Currently, if a sovereign country gets into severe debt difficulty and needs relief, this can be done only with the voluntary agreement of the creditors. Unlike personal or business bankruptcy, there are no courts to assess the debts and the difficulty of repayment, to make fair and binding decisions on ‘haircuts’ for the creditors, and to then enforce those decisions. This would spread the pain across creditors and debtor, would then enable the distressed sovereign to get back on its feet, a fresh start.
In the absence of such a facility we witness a developed European country, Greece, forced to its knees by a Troika that then feigns concern for the citizens subsequently brutalised; we see another advanced economy, Argentina, forced by an American court into a situation last year of involuntary redundancy, because a vulture fund purchased some of the holdout creditor debt from Argentina’s genuine default of 2001, then swooped to demand full payment, though they themselves had paid merely cents on the dollar for that debt.
PRESSING NEED FOR AN INTERNATIONAL COURT
The major problem at the moment is that whether in a ‘controlled’ default, as in Greece, or a unilateral default, as in Argentina, the ordinary people are going to suffer immensely. With the creditors calling the shots, demanding payment no matter the social cost, the people are forced to carry a massive and disproportionate burden.
Were this proposal in the United Nations to be carried through, however, this burden – while still being painful – would be considerably lessened.
It was designed by what’s known in the UN as the G-77 group of countries, originally 77 developing nations that came together back in 1964 but now with 134 countries. Traditionally, those sovereigns most vulnerable to insolvency came from that group – no more. Ireland recently found itself in that position and there is no guarantee it won’t happen again.
Even the much-criticised IMF, those with the most experience in sovereign debt ‘restructuring’, accept that there is a problem here but all their efforts to set up any such international court for sovereign insolvency settlement has been stymied by the very powerful creditor nations, nations such as the United Kingdom, the United States, Germany and so on. If they wouldn’t allow the IMF set up such a court, rest assured they will resist any efforts to so do by the United Nations, which would have even stronger willing standing.
Ireland though should be fully behind this proposal, not because of selfish self-interest, but simply because it’s the right thing to do.
Instead, and as evidenced by Declan Kelleher’s mail above, we have chosen to hide behind the tainted skirts of the EU.

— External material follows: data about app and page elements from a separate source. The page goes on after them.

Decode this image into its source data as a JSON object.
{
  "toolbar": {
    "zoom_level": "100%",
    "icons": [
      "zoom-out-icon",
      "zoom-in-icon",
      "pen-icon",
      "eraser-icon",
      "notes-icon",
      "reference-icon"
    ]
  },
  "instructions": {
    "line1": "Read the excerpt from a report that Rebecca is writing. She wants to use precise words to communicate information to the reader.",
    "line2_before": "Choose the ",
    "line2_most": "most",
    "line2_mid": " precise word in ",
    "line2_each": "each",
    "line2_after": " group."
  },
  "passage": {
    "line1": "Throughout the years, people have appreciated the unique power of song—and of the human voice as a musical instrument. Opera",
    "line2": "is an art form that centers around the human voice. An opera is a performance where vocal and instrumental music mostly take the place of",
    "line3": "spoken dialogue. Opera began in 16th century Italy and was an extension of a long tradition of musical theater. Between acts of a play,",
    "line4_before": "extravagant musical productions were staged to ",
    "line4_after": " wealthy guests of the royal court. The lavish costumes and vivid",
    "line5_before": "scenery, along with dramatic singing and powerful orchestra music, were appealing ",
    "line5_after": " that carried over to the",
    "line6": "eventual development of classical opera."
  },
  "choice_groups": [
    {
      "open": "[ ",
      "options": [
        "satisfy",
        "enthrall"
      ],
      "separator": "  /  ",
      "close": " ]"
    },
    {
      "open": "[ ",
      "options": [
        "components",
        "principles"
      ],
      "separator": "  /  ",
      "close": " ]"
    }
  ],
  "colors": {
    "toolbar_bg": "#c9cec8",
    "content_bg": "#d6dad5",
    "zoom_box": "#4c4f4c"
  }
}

As outlined above, the countries who DON’T want to see this proposal go through are those with the greatest vested interest in seeing troubled sovereign nations under the heel, to be exploited in every way possible.
These are the countries with whom Ireland has now aligned itself. As with Enda Kenny, Joan Burton and the rest who aligned themselves similarly against Greece in the recent crisis, it’s yet another example of this government playing ‘The Rich Mouth’.

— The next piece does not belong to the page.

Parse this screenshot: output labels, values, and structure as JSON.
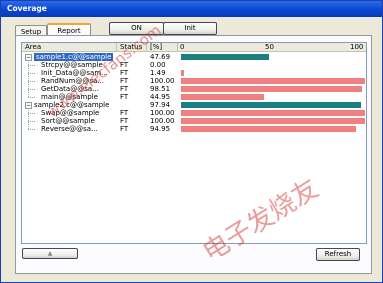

Yet again, this government has sold us out.
Luke Ming Flanagan MEP